But Biden and Democrats do get a lot of blame for the inflation, particularly after Biden signed his $1.9 trillion stimulus and $550 billion of new spending for infrastructure. Since Jan. 2020, the federal government has spent, borrowed and printed more than $6 trillion to combat COVID.

In the meantime, the spread between 10-year treasuries and two-year treasuries, a key recession indicator that has predicted almost every recession in modern history, inverted on March 31. When that happens a recession usually occurs on average 14 months afterward, sometimes sooner, sometimes later.

And consumer confidence, measured by the University of Michigan, is dropping like a stone in a lake, down to 62.8, even lower than it was during the economic lockdowns of the COVID recession when it bottomed at 71.8 in April 2020, and the lowest overall since 2011.

Also, the Federal Reserve is expected to keep increasing interest rates all year long at its upcoming meetings in order to combat inflation.

When combined with the supply chain crisis — production of everything slowed down globally in 2020 and then demand recovered sooner than expected — and the American people see little has been done to combat these problems by increasing production and lot to exacerbate it by printing more money, and then on top of it all Biden proposed to spend another $3 trillion for his so-called Build Back Better plan.

No efforts were made by Biden after high inflation became baked into the equation to pivot at all. This is the same paralysis and crisis of confidence that made Jimmy Carter a one-term president. Is Biden on the same path?

Certainly, looking forward to the Congressional midterms in November, Quinnipiac has Republicans leading the generic ballot 47 percent to 43 percent over Democrats, and lead the generic ballot by 3.6 points in the latest average of national polls by

As for Biden, assuming he might still run in 2024, much may depend on when the recession strikes — and how severe it is when it does. If it happens sooner, there might be enough time for a recovery to go on and win reelection — Ronald Reagan had a massive recession in 1982 but went on to win reelection easily in 1984 as the economy boomed.

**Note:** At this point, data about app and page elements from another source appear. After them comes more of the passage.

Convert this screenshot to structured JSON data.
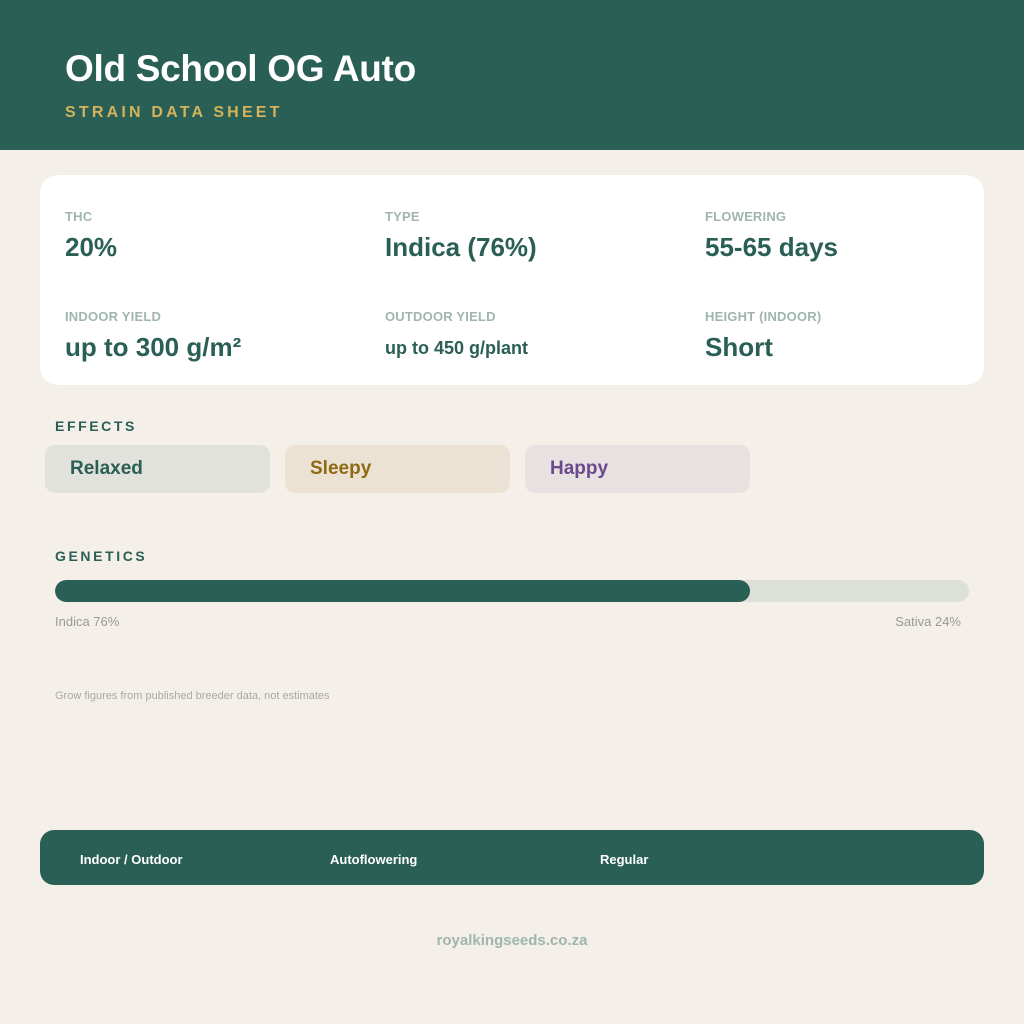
{
  "header": {
    "title": "Old School OG Auto",
    "subtitle": "STRAIN DATA SHEET"
  },
  "stats": {
    "thc": {
      "label": "THC",
      "value": "20%"
    },
    "type": {
      "label": "TYPE",
      "value": "Indica (76%)"
    },
    "flowering": {
      "label": "FLOWERING",
      "value": "55-65 days"
    },
    "indoor_yield": {
      "label": "INDOOR YIELD",
      "value": "up to 300 g/m²"
    },
    "outdoor_yield": {
      "label": "OUTDOOR YIELD",
      "value": "up to 450 g/plant"
    },
    "height": {
      "label": "HEIGHT (INDOOR)",
      "value": "Short"
    }
  },
  "effects": {
    "heading": "EFFECTS",
    "items": [
      {
        "label": "Relaxed",
        "color": "#2a5f56",
        "bg": "#e1e2dc"
      },
      {
        "label": "Sleepy",
        "color": "#8f6a14",
        "bg": "#ece2d4"
      },
      {
        "label": "Happy",
        "color": "#6a4a8c",
        "bg": "#e7e1e1"
      }
    ]
  },
  "genetics": {
    "heading": "GENETICS",
    "indica_fraction": 0.76,
    "indica_label": "Indica 76%",
    "sativa_label": "Sativa 24%"
  },
  "note": "Grow figures from published breeder data, not estimates",
  "footer": {
    "items": [
      "Indoor / Outdoor",
      "Autoflowering",
      "Regular"
    ]
  },
  "website": "royalkingseeds.co.za",
  "colors": {
    "brand": "#2a5f56",
    "accent": "#d4b35a",
    "background": "#f4efe9"
  }
}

But a later recession of any magnitude, in 2023 or 2024, could be as fatal to Biden as it was to Gerald Ford in 1976, Jimmy Carter in 1980 and George H.W. Bush in 1992. At some point, voter attitudes set in—and right now they are clearly saying that Biden is failing.

Robert Romano is the vice president of Public Policy at Americans for Limited Government Foundation.